The mining boom has created what some refer to as Australia’s “two-track” economy. While resource extraction sectors have surged, their exports have caused the Australian dollar to appreciate substantially in value. The appreciated currency value has damaged the competitiveness of other export industries in Australia. For example, Holden, one of Australia’s biggest car makers recently cut 500 jobs in Adelaide because it is no longer competitive to produce there.

To address this imbalance, in July 2012 the Labor government introduced the Minerals Resource Rent Tax (MRRT). MRRT was designed as a 40% tax on resource extraction industry profits over 6% of their capital investment. The proceeds of the tax were intended to fund development projects and tax breaks in sectors of the economy, mainly in South Australia, that were damaged by the mining boom. However, a budget report last week reported that the tax raised only $800 million, half of what was anticipated.

This is in part due to weakening demand for resources in a slowing Chinese economy, but also because of currency appreciation. Furthermore, Australia’s overall growth forecast was downgraded by a quarter of a percent, exacerbating the country’s budgetary problems.

With a parliamentary election coming in the fall of 2013, the future of the MRRT has become a central campaign issue. The Labor Party, under Julia Gillard who is facing reelection, would like to keep the MRRT in place despite the projected budgetary problems. The Green Party, with an environmental focus in mind, has proposed a reform of the mining tax to increase revenues in order to meet the liabilities it was designed to cover. Finally, the opposition Liberal Party, with the backing of the mining industry, has proposed scrapping the MRRT altogether. The outcome of this election will play a major role in determining the structure of Australia’s economy.

About Author

Michael Madoff

Michael works in Washington, DC as an information technology consultant focused on the public sector.

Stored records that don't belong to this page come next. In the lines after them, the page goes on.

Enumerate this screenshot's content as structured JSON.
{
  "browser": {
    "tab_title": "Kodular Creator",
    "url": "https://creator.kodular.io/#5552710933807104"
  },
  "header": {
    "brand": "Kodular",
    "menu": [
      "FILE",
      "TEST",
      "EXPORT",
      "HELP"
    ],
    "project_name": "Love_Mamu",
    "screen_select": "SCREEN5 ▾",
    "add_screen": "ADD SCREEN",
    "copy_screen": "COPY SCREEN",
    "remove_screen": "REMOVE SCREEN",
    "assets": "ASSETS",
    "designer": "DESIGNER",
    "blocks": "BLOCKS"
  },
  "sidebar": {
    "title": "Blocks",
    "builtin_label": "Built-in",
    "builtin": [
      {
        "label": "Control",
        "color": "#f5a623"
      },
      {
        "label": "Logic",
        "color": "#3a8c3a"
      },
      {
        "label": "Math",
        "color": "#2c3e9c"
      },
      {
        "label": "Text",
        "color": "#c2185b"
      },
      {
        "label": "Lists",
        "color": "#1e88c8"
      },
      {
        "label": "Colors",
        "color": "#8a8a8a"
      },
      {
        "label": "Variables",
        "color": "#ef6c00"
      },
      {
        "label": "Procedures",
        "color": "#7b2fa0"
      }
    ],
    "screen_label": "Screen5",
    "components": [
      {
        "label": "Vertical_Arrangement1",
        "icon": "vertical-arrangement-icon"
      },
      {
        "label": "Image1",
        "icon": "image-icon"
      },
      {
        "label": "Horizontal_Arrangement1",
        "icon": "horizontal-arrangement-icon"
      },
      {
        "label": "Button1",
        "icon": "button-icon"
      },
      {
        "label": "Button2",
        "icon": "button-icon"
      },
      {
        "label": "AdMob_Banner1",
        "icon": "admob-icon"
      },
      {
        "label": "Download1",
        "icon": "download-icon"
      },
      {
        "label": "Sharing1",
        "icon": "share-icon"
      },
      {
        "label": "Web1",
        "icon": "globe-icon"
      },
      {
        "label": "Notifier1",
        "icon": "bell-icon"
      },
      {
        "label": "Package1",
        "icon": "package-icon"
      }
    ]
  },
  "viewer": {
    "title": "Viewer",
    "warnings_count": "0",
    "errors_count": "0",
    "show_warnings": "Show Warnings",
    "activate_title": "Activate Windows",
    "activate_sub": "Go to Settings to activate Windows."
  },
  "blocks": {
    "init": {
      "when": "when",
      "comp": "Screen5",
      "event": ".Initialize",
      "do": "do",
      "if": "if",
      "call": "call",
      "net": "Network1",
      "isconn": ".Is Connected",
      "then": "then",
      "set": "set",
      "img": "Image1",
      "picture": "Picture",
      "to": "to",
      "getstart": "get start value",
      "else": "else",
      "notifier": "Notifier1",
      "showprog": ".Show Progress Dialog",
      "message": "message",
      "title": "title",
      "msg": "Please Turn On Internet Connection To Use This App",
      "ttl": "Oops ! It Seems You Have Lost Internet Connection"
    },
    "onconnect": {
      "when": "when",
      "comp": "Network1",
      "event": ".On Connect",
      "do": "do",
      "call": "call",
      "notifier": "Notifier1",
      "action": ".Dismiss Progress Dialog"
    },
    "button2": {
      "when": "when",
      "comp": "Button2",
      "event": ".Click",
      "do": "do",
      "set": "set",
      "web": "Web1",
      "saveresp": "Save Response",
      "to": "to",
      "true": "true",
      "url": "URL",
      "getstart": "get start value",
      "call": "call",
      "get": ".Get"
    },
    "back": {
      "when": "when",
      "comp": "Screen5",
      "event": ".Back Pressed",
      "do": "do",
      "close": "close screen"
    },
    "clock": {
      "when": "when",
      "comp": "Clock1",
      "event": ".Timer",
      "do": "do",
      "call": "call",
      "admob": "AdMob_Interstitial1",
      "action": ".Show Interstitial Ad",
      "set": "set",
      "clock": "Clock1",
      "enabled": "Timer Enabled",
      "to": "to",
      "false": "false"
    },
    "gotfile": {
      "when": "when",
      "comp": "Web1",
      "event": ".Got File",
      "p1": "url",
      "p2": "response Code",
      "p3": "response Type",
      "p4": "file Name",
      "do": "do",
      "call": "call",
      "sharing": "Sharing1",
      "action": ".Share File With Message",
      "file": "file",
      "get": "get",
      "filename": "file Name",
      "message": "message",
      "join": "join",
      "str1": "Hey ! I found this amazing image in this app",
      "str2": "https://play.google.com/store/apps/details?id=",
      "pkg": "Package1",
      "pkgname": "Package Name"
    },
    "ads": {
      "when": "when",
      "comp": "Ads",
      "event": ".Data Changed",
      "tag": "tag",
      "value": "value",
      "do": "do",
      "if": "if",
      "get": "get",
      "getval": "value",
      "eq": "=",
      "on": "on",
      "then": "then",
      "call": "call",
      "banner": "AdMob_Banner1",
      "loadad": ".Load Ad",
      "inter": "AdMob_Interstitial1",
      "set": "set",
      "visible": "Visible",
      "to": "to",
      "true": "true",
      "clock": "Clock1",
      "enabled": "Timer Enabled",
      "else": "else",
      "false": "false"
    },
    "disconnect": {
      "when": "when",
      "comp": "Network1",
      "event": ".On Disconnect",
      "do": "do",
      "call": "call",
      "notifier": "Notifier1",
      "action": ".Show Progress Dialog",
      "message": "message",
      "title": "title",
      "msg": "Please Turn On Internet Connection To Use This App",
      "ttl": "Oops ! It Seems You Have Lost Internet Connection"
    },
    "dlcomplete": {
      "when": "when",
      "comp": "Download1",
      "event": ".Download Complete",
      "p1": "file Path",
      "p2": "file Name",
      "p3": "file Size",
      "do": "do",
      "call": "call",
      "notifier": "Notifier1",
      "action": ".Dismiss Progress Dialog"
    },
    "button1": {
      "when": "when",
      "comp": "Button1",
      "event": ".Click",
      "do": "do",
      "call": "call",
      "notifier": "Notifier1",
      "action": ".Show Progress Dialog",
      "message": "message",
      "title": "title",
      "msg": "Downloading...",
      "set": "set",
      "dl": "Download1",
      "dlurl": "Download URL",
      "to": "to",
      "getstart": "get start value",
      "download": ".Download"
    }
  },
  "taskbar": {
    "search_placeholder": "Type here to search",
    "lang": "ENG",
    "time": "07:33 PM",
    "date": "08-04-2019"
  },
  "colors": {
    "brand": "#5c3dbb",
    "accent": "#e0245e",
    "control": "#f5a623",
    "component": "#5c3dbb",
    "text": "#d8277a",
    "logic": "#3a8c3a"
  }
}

He graduated cum laude from Georgetown University's School of Foreign Service with a degree in International Politics. Michael is primarily interested in the impact of emerging technologies on political and economic interactions.